- Cellvibrio mixtus, active sites, cell walls, endo-1,4-beta-glucanase, fungi, genes, hemicellulose, hydrolysis, nucleotides, open reading frames, polypeptides, proteinases, proteolysis, reducing sugars, signal peptide, soil bacteria, thermal stability, viscosity, xylan

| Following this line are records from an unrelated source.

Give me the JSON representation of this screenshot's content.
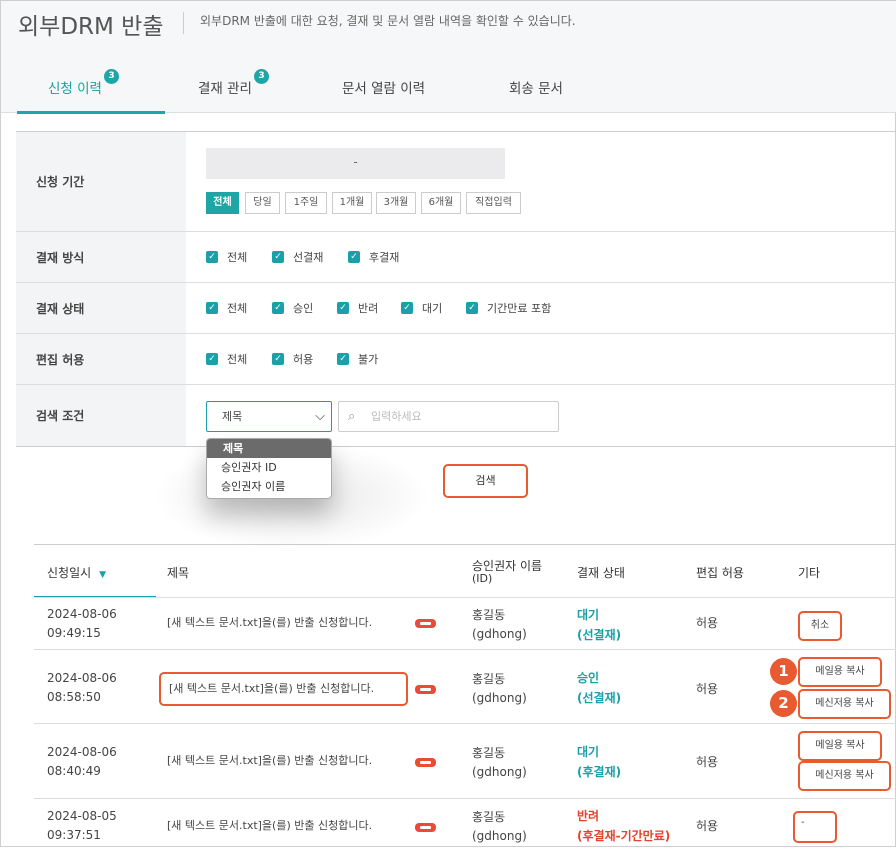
{
  "header": {
    "title": "외부DRM 반출",
    "description": "외부DRM 반출에 대한 요청, 결재 및 문서 열람 내역을 확인할 수 있습니다."
  },
  "tabs": [
    {
      "label": "신청 이력",
      "badge": "3"
    },
    {
      "label": "결재 관리",
      "badge": "3"
    },
    {
      "label": "문서 열람 이력"
    },
    {
      "label": "회송 문서"
    }
  ],
  "filters": {
    "period_label": "신청 기간",
    "date_separator": "-",
    "period_buttons": [
      "전체",
      "당일",
      "1주일",
      "1개월",
      "3개월",
      "6개월",
      "직접입력"
    ],
    "approval_method_label": "결재 방식",
    "approval_method": [
      "전체",
      "선결재",
      "후결재"
    ],
    "approval_status_label": "결재 상태",
    "approval_status": [
      "전체",
      "승인",
      "반려",
      "대기",
      "기간만료 포함"
    ],
    "edit_allow_label": "편집 허용",
    "edit_allow": [
      "전체",
      "허용",
      "불가"
    ],
    "search_label": "검색 조건",
    "search_select": "제목",
    "search_placeholder": "입력하세요",
    "dropdown_options": [
      "제목",
      "승인권자 ID",
      "승인권자 이름"
    ],
    "search_button": "검색"
  },
  "table": {
    "headers": {
      "date": "신청일시",
      "title": "제목",
      "approver": "승인권자 이름",
      "approver_sub": "(ID)",
      "status": "결재 상태",
      "edit": "편집 허용",
      "etc": "기타"
    },
    "rows": [
      {
        "date": "2024-08-06",
        "time": "09:49:15",
        "title": "[새 텍스트 문서.txt]을(를) 반출 신청합니다.",
        "approver": "홍길동",
        "approver_id": "(gdhong)",
        "status": "대기",
        "status_sub": "(선결재)",
        "edit": "허용",
        "etc": [
          "취소"
        ]
      },
      {
        "date": "2024-08-06",
        "time": "08:58:50",
        "title": "[새 텍스트 문서.txt]을(를) 반출 신청합니다.",
        "approver": "홍길동",
        "approver_id": "(gdhong)",
        "status": "승인",
        "status_sub": "(선결재)",
        "edit": "허용",
        "etc": [
          "메일용 복사",
          "메신저용 복사"
        ]
      },
      {
        "date": "2024-08-06",
        "time": "08:40:49",
        "title": "[새 텍스트 문서.txt]을(를) 반출 신청합니다.",
        "approver": "홍길동",
        "approver_id": "(gdhong)",
        "status": "대기",
        "status_sub": "(후결재)",
        "edit": "허용",
        "etc": [
          "메일용 복사",
          "메신저용 복사"
        ]
      },
      {
        "date": "2024-08-05",
        "time": "09:37:51",
        "title": "[새 텍스트 문서.txt]을(를) 반출 신청합니다.",
        "approver": "홍길동",
        "approver_id": "(gdhong)",
        "status": "반려",
        "status_sub": "(후결재-기간만료)",
        "edit": "허용",
        "etc": [
          "-"
        ]
      }
    ]
  },
  "callouts": [
    "1",
    "2"
  ],
  "colors": {
    "accent": "#1ea5a6",
    "highlight": "#e85a2f",
    "rejected": "#e8402a"
  }
}
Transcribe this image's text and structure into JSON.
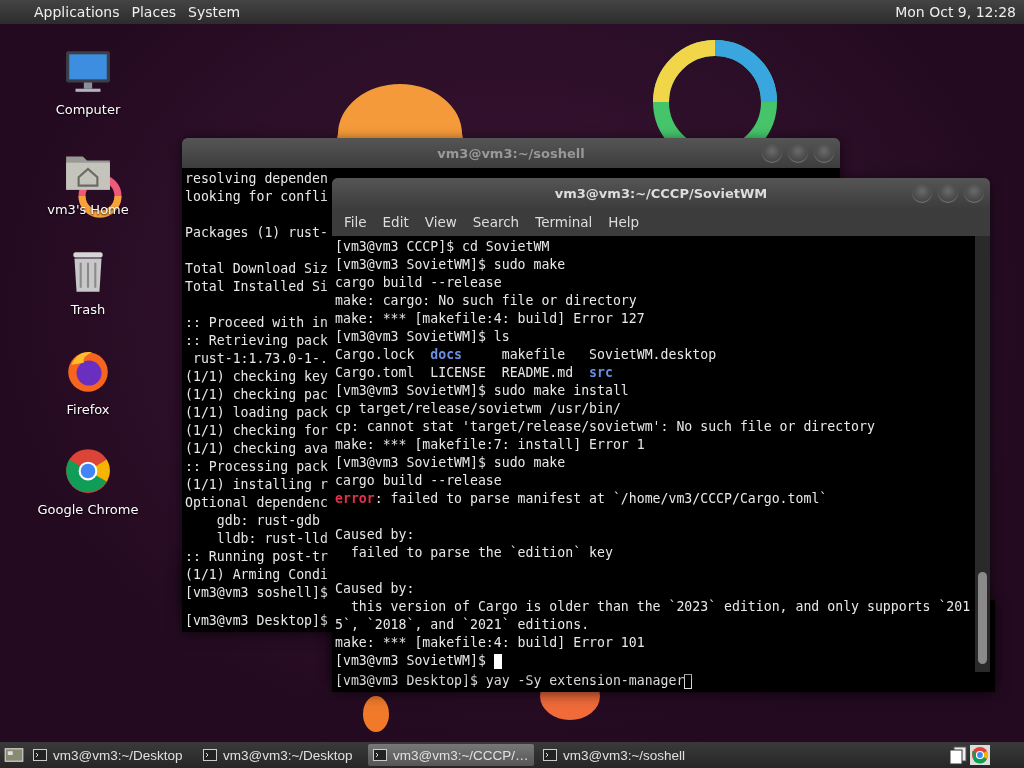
{
  "top_panel": {
    "menus": [
      "Applications",
      "Places",
      "System"
    ],
    "clock": "Mon Oct 9, 12:28"
  },
  "desktop_icons": [
    {
      "label": "Computer",
      "kind": "computer"
    },
    {
      "label": "vm3's Home",
      "kind": "home"
    },
    {
      "label": "Trash",
      "kind": "trash"
    },
    {
      "label": "Firefox",
      "kind": "firefox"
    },
    {
      "label": "Google Chrome",
      "kind": "chrome"
    }
  ],
  "windows": [
    {
      "kind": "strip",
      "lines": [
        {
          "text": "[vm3@vm3 Desktop]$"
        }
      ]
    },
    {
      "kind": "strip",
      "focused": false,
      "lines": [
        {
          "text": "[vm3@vm3 Desktop]$ yay -Sy extension-manager",
          "cursor": true
        }
      ]
    },
    {
      "kind": "terminal",
      "focused": false,
      "title": "vm3@vm3:~/soshell",
      "lines": [
        {
          "text": "resolving dependen"
        },
        {
          "text": "looking for confli"
        },
        {
          "kind": "blank"
        },
        {
          "text": "Packages (1) rust-"
        },
        {
          "kind": "blank"
        },
        {
          "text": "Total Download Siz"
        },
        {
          "text": "Total Installed Si"
        },
        {
          "kind": "blank"
        },
        {
          "text": ":: Proceed with in"
        },
        {
          "text": ":: Retrieving pack"
        },
        {
          "text": " rust-1:1.73.0-1-."
        },
        {
          "text": "(1/1) checking key"
        },
        {
          "text": "(1/1) checking pac"
        },
        {
          "text": "(1/1) loading pack"
        },
        {
          "text": "(1/1) checking for"
        },
        {
          "text": "(1/1) checking ava"
        },
        {
          "text": ":: Processing pack"
        },
        {
          "text": "(1/1) installing r"
        },
        {
          "text": "Optional dependenc"
        },
        {
          "text": "    gdb: rust-gdb"
        },
        {
          "text": "    lldb: rust-lld"
        },
        {
          "text": ":: Running post-tr"
        },
        {
          "text": "(1/1) Arming Condi"
        },
        {
          "text": "[vm3@vm3 soshell]$"
        }
      ]
    },
    {
      "kind": "terminal",
      "focused": true,
      "title": "vm3@vm3:~/CCCP/SovietWM",
      "menu": [
        "File",
        "Edit",
        "View",
        "Search",
        "Terminal",
        "Help"
      ],
      "lines": [
        {
          "text": "[vm3@vm3 CCCP]$ cd SovietWM"
        },
        {
          "text": "[vm3@vm3 SovietWM]$ sudo make"
        },
        {
          "text": "cargo build --release"
        },
        {
          "text": "make: cargo: No such file or directory"
        },
        {
          "text": "make: *** [makefile:4: build] Error 127"
        },
        {
          "text": "[vm3@vm3 SovietWM]$ ls"
        },
        {
          "parts": [
            {
              "text": "Cargo.lock  ",
              "kind": "plain"
            },
            {
              "text": "docs",
              "kind": "dir"
            },
            {
              "text": "     makefile   SovietWM.desktop",
              "kind": "plain"
            }
          ]
        },
        {
          "parts": [
            {
              "text": "Cargo.toml  LICENSE  README.md  ",
              "kind": "plain"
            },
            {
              "text": "src",
              "kind": "dir"
            }
          ]
        },
        {
          "text": "[vm3@vm3 SovietWM]$ sudo make install"
        },
        {
          "text": "cp target/release/sovietwm /usr/bin/"
        },
        {
          "text": "cp: cannot stat 'target/release/sovietwm': No such file or directory"
        },
        {
          "text": "make: *** [makefile:7: install] Error 1"
        },
        {
          "text": "[vm3@vm3 SovietWM]$ sudo make"
        },
        {
          "text": "cargo build --release"
        },
        {
          "parts": [
            {
              "text": "error",
              "kind": "error"
            },
            {
              "text": ": failed to parse manifest at `/home/vm3/CCCP/Cargo.toml`",
              "kind": "plain"
            }
          ]
        },
        {
          "kind": "blank"
        },
        {
          "text": "Caused by:"
        },
        {
          "text": "  failed to parse the `edition` key"
        },
        {
          "kind": "blank"
        },
        {
          "text": "Caused by:"
        },
        {
          "text": "  this version of Cargo is older than the `2023` edition, and only supports `201"
        },
        {
          "text": "5`, `2018`, and `2021` editions."
        },
        {
          "text": "make: *** [makefile:4: build] Error 101"
        },
        {
          "text": "[vm3@vm3 SovietWM]$ ",
          "cursor": true
        }
      ]
    }
  ],
  "taskbar": {
    "tasks": [
      {
        "label": "vm3@vm3:~/Desktop",
        "selected": false
      },
      {
        "label": "vm3@vm3:~/Desktop",
        "selected": false
      },
      {
        "label": "vm3@vm3:~/CCCP/…",
        "selected": true
      },
      {
        "label": "vm3@vm3:~/soshell",
        "selected": false
      }
    ]
  }
}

- The widespread presence of cellulose-binding domains in cellulases from aerobic bacteria and fungi suggests the existence of a strong selective pressure for the retention of these non-catalytic modules. The complete nucleotide sequence of the cellulase gene, celA, from the aerobic soil bacterium Cellvibrio mixtus, was determined. It revealed an open reading frame of 1089 bp that encoded a polypeptide, defined as cellulase A (CelA), of Mr 41 548. CelA displayed features characteristic of an endo-beta-1,4-glucanase, rapidly decreasing the viscosity of the substrate while releasing only moderate amounts of reducing sugar. Deletion studies in celA revealed that removal of 78 nucleotides from the 5' end or 75 from the 3' end of the gene led to the complete loss of cellulase activity of the encoded polypeptides. The deduced primary structure of CelA revealed an N-terminal signal peptide followed by a region that exhibited significant identity with the catalytic domains of cellulases belonging to glycosyl hydrolase family 5. These data suggest that CelA is a single-domain endoglucanase with no distinct non-catalytic cellulose-binding domain. Analysis of the biochemical properties of CelA revealed that the enzyme hydrolyses a range of soluble cellulosic substrates, but was inactive against Avicel, xylan or any other hemicellulose. CelA was resistant to proteolytic inactivation by pancreatic proteinases and surprisingly, in view of its mesophylic origin, was shown to be thermostable. The significance of these findings in relation to the role of single-domain cellulases in plant cell wall hydrolysis by aerobic microorganisms is discussed.